We've developed some case studies to help you decide if you need to make a self referal. 

1. Fixed penalty speeding offence: doesn’t need to self-refer


Midwife A recently received a fixed penalty notice for a speeding offence, accruing three points on their licence. Midwife A also remembered that several months ago they’d received a penalty charge notice for a parking infraction.

Should Midwife A self-refer?

Midwife A doesn’t need to self-refer for either matter - we don’t investigate fixed penalty notices or parking contraventions. 

2. Criminal charge: does need to self-refer


Nurse B was out with a group of friends and got into an argument with another group. The argument escalated and a fight broke out which Nurse A was involved in. The police attended and Nurse B was charged with assault.

Should Nurse B self-refer?

Nurse B does need to self-refer for this matter. It’s a requirement under the Code to tell us as soon as you can about any charge against you. (See paragraph 23.2 of the Code).

3. Health condition: should consider self-referring


Nurse C has a health condition which affects their neurological function. They’re taking prescribed medication, but they still struggle with memory and to perform routine tasks. Their employer is aware of Nurse C’s health condition. The employer hasn’t been able to make any adjustments which they consider would adequately support Nurse C’s circumstances, and they’re concerned about Nurse C’s ability to practise nursing safely.

Should Nurse C self-refer?

Nurse C should consider self-referring in these circumstances. That’s because Nurse C’s health condition is likely to impact on their fitness to practise nursing.

4. Health condition: doesn't need to self-refer


Nurse D has a health condition which means they’re more prone to becoming tired and lacking energy. Nurse D is taking prescribed medication which helps to alleviate the symptoms. Nurse D’s employer is aware of their heath condition, and they’ve made adjustments such as allowing them longer breaks where needed, reducing their hours slightly and adjusting and monitoring their shift pattern to ensure they’re not over worked. There are no concerns with Nurse D’s ability to practise nursing safely.

Should Nurse D self-refer?

Nurse D doesn’t need to self-refer in these circumstances. Nurse D’s health condition is being managed effectively by their employer, and there’s no concern about their nursing practice or the standard of care they’re able to provide.

As a member of a trade union or professional body

If you are a member of a trade union or professional body, you might find it helpful to discuss your concern with them before deciding whether to self-refer to our fitness to practise process.

During the process, you or your representative might need to give us more details in writing, talk through your experience with a member of our team or receive written information from us.

If you decide to self-refer and complete the form, we will begin by screening your self-referral to decide if there is good reason for us to take any further action.


Screening has three stages: 

Firstlywe establish whether we have a written concern about someone on our register – if you are self-referring, this will always involve us checking your registration.

Secondlywe check whether we have evidence that there is a serious concern that could require us to take any regulatory action to protect the public.

Thirdly, we assess whether there is clear evidence to show that you are fit to practise.

We use these stages to make sure we reach the right decision quickly and flexibly, making sure that we only take any further action if this is necessary.

At the screening stage we might decide that a case needs no action from us or we might decide it needs to be further investigated.

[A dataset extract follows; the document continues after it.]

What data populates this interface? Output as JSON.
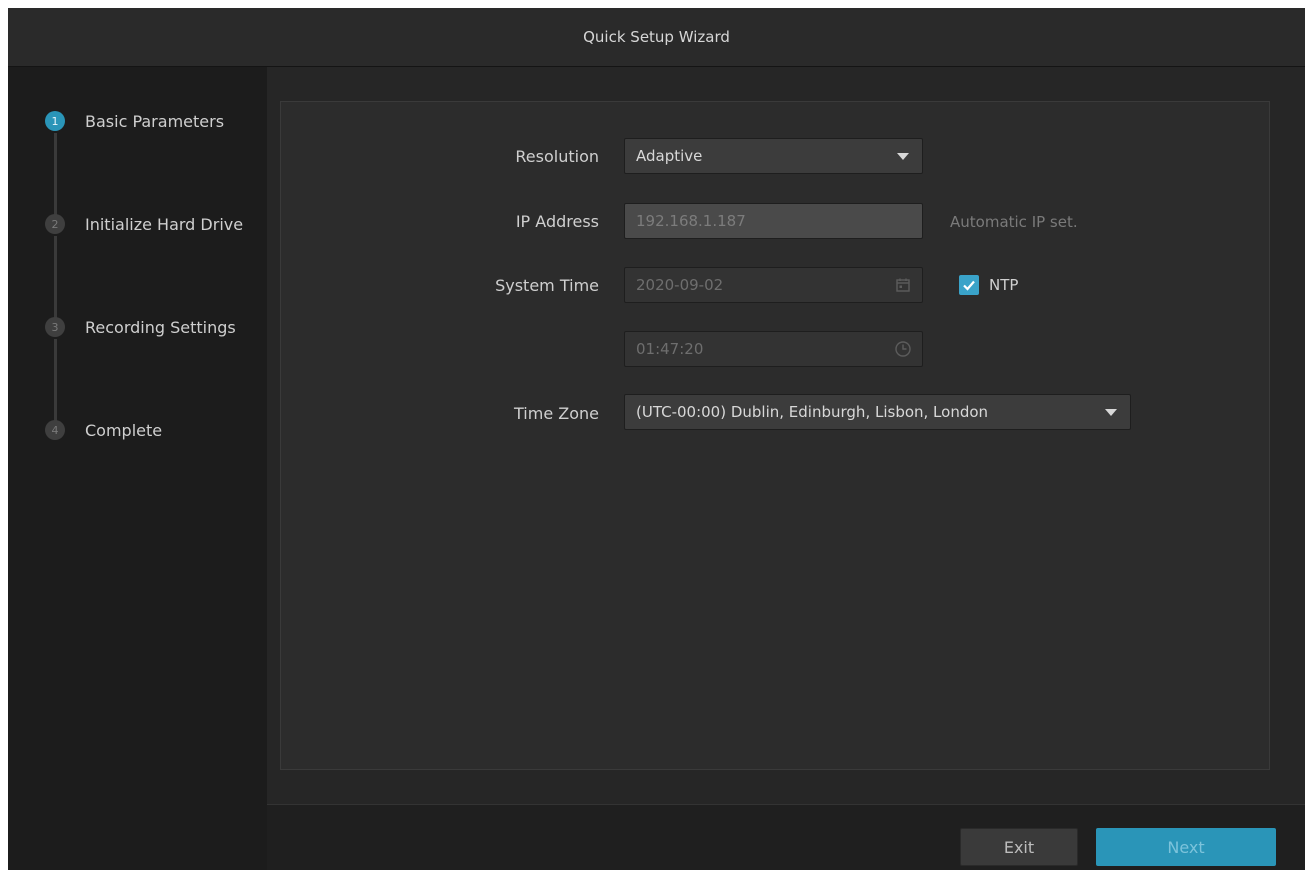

Investigations can take different time periods, but you can help us to make sure that this is done quickly and fairly by providing us with as much information as possible.

Make a self-referal